While I would have loved to finish my Ye Olde TSL tenure with a truly revelatory find, I have too much essay-writing left to spend hours in TSL’s archives this week. So, from 1926, here’s a humorous look at how our professors prepare for the finals we dread.
EXAM TREMORS RECORDED
May 28, 1926
“ALL IN THE WAY YOU LOOK AT IT” WRITES CAMPUS OBSERVER OF PRE-FINAL MENTAL STATES OF COLLEGE PEOPLE IN REPORT TO STUDENT LIFE
He rubbed his eyes. Oh yes, my econ. exam today. He leaned over to see what time it was. 7:30! Well, another nap would help. He turned over sleepily. What should he do that afternoon? Perhaps a game of golf. That would set him up for a good date in the evening.

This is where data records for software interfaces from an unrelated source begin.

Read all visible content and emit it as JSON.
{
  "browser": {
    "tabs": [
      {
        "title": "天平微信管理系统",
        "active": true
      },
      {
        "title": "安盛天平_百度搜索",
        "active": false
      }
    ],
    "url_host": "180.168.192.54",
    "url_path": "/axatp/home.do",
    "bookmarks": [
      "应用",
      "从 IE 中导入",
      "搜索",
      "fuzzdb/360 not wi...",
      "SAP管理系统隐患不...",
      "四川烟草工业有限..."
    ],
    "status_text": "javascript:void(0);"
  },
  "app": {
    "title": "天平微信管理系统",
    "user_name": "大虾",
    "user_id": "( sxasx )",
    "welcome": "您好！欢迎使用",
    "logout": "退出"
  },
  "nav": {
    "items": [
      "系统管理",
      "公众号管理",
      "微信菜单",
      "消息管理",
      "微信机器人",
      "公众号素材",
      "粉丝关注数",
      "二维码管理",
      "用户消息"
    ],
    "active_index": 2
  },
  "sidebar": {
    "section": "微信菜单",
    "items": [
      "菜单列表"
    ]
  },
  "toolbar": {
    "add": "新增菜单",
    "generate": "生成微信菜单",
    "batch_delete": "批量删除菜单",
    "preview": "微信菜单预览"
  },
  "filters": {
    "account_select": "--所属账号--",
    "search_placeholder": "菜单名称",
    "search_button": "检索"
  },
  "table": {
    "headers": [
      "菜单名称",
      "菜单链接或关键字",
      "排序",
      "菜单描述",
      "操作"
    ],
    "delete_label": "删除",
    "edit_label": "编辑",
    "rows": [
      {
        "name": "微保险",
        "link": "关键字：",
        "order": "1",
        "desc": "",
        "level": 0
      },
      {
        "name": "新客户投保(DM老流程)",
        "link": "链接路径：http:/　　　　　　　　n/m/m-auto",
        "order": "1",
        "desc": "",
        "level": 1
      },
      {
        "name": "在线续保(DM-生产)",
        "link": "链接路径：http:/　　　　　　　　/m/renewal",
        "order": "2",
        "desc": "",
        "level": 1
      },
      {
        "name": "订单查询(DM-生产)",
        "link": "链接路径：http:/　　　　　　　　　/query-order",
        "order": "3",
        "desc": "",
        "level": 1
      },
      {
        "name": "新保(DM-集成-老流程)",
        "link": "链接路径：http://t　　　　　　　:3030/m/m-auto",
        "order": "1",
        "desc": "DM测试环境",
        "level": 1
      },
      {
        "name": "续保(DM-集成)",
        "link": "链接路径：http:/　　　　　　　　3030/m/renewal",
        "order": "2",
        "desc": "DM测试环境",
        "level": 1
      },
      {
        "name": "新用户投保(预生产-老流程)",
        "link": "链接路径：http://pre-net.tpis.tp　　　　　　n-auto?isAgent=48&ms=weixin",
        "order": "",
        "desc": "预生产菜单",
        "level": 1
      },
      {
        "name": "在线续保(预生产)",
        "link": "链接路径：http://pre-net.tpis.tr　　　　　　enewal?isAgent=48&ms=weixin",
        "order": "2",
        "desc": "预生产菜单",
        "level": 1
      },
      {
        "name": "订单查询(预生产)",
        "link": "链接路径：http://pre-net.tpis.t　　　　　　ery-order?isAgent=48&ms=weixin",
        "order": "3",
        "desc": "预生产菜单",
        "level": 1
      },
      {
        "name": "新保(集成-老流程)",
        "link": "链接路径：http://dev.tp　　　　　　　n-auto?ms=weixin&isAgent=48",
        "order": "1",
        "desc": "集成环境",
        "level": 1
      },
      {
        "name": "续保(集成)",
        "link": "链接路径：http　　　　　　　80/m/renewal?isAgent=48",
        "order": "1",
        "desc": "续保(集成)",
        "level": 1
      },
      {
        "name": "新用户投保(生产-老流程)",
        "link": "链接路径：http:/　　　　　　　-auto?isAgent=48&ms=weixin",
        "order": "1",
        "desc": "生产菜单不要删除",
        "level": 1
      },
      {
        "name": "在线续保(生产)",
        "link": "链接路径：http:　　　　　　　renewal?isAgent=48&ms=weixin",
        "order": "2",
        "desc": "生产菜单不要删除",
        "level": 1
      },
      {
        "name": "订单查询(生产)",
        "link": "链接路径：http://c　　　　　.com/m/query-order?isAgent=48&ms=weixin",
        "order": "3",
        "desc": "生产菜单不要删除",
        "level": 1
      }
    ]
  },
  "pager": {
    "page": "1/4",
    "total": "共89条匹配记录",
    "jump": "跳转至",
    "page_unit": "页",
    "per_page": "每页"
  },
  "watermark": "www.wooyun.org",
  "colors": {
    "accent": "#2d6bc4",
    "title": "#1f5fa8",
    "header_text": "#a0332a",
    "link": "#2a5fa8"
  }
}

Oh——, he’d have to dress and go over for a three hour session with econ! But then, it was exam week, and there were no lessons to prepare! Long live exams! he bellowed as he leaped out of bed at 10 minutes to 8. He was a young professor!
The alarm buzzed. Four o’clock already! Two hours of sleep didn’t help much. Could he cram enough to get through that three hour nightmare with econ? He dragged himself out of bed into the chill of early morning, trying to forget his headache and protesting stomach. The relation between value and price, what in ——— was it anyhow? Then those laws of supply and demand. After four hectic hours of feverish memorizing, he dashed out the door—a mental and physical wreck. For he was a student.
–Compiled (for the final time—it’s been fun!) by Sam McLaughlin PO ’16